As with the Greek myth of Tantalus - who, every time he tried to take fruit from a tree, the branches were raised out of reach - each time it looks as though the islanders may finally have won in the British courts, new obstacles are placed in their path.

After a decade of legal action and several notable victories in the courts, two years ago the Chagossians lost the ultimate battle when the House of Lords - now the British Supreme Court - ruled by three votes to two that their eviction had not been illegal.

In a new development, it was confirmed last weekend that the Chagossians will take their case to the European Court of Human Rights early in the new year in an attempt to overrule the British Privy Council.

Subsequent to the House of Lords ruling, David Miliband, the then foreign secretary, rubbed salt in the islanders' wounds by announcing that British Indian Ocean Territory was to become a "protected marine zone", not only taking away any fishing rights the islanders might one day enjoy - but giving more rights to molluscs than Chagossians.

The marine protection zone has just come into effect. In truth, Mr Miliband, along with all of his predecessors - bar the late foreign secretary Robin Cook, who did try to right this historic wrong - have grovelled before the US State Department, even as Diego Garcia was being used for extraordinary rendition and the holding of terrorist suspects without trial, actions that are illegal on British territory and that were repeatedly denied by UK government ministers.

This spring, William Hague, who was then the shadow foreign secretary, made this bold promise to the Chagossians: "I can assure you that if elected to serve as the next British government, we will work to ensure a fair settlement of this longstanding dispute," the islanders cheered to the rafters. Mr Hague has since expounded on his theme, saying: "In our first 100 days we have brought the energy of a new government to bear on the promotion of human rights."

In opposition, the Liberal Democrat leader, Nick Clegg, was even more outspoken in support of the human rights of the Chagossian islanders. His office went on record saying: "Nick and the Liberal Democrats believe the government has a moral responsibility to allow these people to at last return home."

The islanders' leader, Olivier Bancoult, wrote to the foreign office minister, Henry Bellingham, reminding him of his bosses' words and politely inquiring when exactly his people might be allowed to go back home.

Back came Mr Bellingham's reply in early autumn: "The UK government will continue to contest the case brought by the Chagos Islanders to the European Court of Human Rights.
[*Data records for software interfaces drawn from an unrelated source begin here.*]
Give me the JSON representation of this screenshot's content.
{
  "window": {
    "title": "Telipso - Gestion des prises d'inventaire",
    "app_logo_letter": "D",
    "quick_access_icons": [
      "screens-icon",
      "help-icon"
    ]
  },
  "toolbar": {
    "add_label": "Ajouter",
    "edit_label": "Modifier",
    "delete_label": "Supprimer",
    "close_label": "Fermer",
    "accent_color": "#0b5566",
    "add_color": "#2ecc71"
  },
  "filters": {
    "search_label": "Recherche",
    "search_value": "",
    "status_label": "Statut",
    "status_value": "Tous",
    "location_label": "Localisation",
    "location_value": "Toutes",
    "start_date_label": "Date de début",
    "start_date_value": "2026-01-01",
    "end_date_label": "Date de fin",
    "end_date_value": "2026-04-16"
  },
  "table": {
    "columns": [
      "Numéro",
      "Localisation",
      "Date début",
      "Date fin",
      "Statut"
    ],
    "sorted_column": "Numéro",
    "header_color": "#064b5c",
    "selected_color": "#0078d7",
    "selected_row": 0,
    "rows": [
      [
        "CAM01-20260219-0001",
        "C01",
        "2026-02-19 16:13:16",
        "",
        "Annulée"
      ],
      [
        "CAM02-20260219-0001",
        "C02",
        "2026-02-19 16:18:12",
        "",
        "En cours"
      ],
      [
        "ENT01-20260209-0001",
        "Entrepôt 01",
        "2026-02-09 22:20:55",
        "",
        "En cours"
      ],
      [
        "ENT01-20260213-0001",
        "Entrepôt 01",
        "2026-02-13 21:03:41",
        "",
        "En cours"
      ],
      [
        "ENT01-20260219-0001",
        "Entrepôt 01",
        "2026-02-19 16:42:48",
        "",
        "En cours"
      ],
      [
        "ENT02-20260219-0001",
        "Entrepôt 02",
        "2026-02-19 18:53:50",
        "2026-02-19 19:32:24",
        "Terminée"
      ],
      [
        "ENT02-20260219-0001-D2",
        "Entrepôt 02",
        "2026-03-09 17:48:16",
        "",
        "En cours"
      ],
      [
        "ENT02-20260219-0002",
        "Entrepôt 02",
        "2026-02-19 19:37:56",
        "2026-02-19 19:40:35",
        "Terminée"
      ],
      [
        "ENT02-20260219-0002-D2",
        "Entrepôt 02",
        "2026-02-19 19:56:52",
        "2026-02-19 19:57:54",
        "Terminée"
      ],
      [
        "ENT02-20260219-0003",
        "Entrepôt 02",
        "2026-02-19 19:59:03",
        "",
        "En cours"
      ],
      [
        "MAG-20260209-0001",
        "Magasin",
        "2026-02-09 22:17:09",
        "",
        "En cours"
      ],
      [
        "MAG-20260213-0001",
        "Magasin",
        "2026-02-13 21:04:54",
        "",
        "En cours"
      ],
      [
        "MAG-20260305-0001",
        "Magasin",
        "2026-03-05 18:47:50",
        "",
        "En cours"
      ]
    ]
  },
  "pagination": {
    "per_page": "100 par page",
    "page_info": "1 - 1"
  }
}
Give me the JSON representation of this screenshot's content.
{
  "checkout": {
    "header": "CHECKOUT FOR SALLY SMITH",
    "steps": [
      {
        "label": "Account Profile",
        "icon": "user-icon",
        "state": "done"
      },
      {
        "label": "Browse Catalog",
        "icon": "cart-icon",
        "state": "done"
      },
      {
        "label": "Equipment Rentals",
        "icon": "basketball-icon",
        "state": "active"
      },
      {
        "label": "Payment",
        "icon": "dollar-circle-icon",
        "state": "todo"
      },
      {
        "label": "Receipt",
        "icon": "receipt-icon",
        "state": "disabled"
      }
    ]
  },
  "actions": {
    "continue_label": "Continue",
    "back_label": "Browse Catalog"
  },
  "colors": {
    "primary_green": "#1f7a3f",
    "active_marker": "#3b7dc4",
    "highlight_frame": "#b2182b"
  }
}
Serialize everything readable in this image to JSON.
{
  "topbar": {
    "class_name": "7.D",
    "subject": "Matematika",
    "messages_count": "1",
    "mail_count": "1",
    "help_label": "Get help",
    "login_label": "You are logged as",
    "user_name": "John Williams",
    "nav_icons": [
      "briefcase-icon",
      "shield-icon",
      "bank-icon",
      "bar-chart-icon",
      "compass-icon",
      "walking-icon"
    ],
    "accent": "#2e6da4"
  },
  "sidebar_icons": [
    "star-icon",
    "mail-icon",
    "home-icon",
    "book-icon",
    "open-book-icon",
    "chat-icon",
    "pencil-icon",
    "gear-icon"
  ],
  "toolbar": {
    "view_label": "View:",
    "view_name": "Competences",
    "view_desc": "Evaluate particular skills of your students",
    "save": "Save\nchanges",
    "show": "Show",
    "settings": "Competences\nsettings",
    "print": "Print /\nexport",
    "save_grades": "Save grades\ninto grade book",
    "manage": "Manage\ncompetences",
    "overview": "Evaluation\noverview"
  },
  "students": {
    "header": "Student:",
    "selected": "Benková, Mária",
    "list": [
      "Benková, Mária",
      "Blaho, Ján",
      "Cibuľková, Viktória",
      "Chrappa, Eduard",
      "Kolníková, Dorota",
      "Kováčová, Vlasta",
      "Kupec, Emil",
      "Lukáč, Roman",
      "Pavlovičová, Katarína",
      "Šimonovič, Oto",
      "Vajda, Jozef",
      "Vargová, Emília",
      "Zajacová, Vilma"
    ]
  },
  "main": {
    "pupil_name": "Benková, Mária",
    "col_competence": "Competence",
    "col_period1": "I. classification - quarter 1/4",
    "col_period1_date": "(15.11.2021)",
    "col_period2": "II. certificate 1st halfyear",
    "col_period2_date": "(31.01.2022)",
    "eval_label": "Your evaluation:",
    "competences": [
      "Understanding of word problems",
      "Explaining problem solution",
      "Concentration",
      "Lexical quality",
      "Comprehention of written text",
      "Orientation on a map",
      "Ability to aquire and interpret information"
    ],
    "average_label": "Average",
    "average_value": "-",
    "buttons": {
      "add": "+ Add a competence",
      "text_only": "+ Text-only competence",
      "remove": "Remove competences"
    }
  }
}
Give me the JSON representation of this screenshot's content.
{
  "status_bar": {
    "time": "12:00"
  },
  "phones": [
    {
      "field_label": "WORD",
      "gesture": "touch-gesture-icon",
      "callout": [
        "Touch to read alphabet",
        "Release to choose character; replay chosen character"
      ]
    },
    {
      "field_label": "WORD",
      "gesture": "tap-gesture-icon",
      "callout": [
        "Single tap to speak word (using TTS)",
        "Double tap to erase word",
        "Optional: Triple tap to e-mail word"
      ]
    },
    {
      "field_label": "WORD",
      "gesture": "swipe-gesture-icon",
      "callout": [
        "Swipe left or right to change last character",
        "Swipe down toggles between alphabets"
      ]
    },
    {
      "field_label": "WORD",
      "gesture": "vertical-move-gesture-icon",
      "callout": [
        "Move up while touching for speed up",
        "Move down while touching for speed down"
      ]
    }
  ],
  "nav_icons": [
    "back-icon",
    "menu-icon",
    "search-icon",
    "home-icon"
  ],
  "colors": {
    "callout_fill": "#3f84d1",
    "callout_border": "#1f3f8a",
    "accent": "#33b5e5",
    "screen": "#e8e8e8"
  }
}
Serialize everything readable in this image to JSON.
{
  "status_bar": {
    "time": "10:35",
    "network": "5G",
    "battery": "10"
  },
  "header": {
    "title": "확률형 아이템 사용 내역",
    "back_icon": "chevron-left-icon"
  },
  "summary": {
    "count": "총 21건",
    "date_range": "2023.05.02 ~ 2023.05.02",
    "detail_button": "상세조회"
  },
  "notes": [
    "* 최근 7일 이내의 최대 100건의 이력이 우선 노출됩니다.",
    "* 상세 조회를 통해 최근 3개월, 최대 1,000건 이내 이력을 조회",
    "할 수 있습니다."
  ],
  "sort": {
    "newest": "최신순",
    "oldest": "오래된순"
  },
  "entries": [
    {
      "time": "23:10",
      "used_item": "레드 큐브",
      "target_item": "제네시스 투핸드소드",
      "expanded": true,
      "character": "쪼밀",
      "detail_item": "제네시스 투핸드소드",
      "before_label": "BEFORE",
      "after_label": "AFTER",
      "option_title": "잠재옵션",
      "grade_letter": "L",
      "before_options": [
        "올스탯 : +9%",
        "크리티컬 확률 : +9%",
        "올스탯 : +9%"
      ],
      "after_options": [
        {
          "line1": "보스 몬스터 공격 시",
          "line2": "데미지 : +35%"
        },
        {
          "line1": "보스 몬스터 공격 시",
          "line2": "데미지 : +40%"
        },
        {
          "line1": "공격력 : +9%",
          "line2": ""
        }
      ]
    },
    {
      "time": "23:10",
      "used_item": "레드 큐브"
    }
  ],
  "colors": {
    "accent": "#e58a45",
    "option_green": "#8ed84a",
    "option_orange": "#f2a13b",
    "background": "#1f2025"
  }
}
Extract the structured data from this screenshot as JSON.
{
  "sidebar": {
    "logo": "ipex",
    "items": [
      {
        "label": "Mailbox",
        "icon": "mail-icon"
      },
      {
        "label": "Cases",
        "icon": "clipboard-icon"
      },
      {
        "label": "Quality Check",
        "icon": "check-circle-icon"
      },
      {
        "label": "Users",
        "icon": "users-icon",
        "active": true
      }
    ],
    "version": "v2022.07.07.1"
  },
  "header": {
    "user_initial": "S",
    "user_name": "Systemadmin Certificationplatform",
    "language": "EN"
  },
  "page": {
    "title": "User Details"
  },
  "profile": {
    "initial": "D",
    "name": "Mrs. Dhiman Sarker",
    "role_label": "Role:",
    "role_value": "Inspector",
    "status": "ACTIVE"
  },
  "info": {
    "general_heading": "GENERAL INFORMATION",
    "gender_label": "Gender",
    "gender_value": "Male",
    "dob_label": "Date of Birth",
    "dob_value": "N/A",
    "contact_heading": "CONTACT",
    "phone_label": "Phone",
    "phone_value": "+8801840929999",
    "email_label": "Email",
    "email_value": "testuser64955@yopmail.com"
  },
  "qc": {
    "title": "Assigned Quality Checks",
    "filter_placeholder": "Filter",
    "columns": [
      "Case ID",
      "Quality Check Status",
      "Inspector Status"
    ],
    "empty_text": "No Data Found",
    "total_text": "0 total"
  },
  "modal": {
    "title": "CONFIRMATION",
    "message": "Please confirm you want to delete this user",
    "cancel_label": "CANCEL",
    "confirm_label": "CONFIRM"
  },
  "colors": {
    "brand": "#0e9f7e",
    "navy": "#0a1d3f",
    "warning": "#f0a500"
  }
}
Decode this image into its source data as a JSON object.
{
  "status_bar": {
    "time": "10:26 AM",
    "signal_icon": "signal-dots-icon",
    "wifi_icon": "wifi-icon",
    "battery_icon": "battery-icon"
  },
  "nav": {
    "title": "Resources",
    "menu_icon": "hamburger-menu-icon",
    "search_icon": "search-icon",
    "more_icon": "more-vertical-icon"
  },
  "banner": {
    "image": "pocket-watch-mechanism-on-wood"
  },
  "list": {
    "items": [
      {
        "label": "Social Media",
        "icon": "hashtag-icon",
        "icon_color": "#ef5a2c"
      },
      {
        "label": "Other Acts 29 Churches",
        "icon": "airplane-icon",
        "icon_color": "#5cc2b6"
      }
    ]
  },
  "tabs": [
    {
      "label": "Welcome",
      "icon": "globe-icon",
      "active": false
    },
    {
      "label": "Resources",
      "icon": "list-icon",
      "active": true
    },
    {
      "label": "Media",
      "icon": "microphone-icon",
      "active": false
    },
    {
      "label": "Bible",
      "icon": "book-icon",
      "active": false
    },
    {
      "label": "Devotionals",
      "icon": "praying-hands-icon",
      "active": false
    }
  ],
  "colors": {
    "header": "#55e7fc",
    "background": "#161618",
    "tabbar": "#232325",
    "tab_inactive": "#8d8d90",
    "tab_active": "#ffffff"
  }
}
This is because we believe that the arguments against allowing resettlement on grounds of defence, security and feasibility are clear and compelling."

So what exactly are these champions of human rights, Messrs Clegg and Hague proposing to do now? Being charitable, it is just possible that the promises made by the parties when they were in opposition have not been transmitted to the foreign office.

But given the record of successive politicians of saying one thing in opposition and doing another in government, this seems unlikely.

Having said that, with just a little bit of imagination and goodwill, there may be a way ahead that could settle the concerns of all of the protagonists: hand the Chagos Islands back to Mauritius, but allow the western half of the island of Diego Garcia, which contains the massive US military base, to become a "British Sovereign Base Area", similar to the sovereign bases maintained by Britain on Cyprus. The area could then be re-leased to the United States.

This should not preclude any islanders from returning to Diego Garcia, or seeking work on the military base.

Many islanders are too young to remember their homeland, yet still the majority wish to go home. What possible security risk could emanate from these people, who are minded to restart their lives in islands away from the main airbase on Diego Garcia? And even if they did wish to return to Diego Garcia, not only is there plenty of room (half of the island is still pristine, forested and contains some of their old settlements), but they could make for a ready pool of labour on an airbase that is unlikely to be vacated for the foreseeable future.

* The National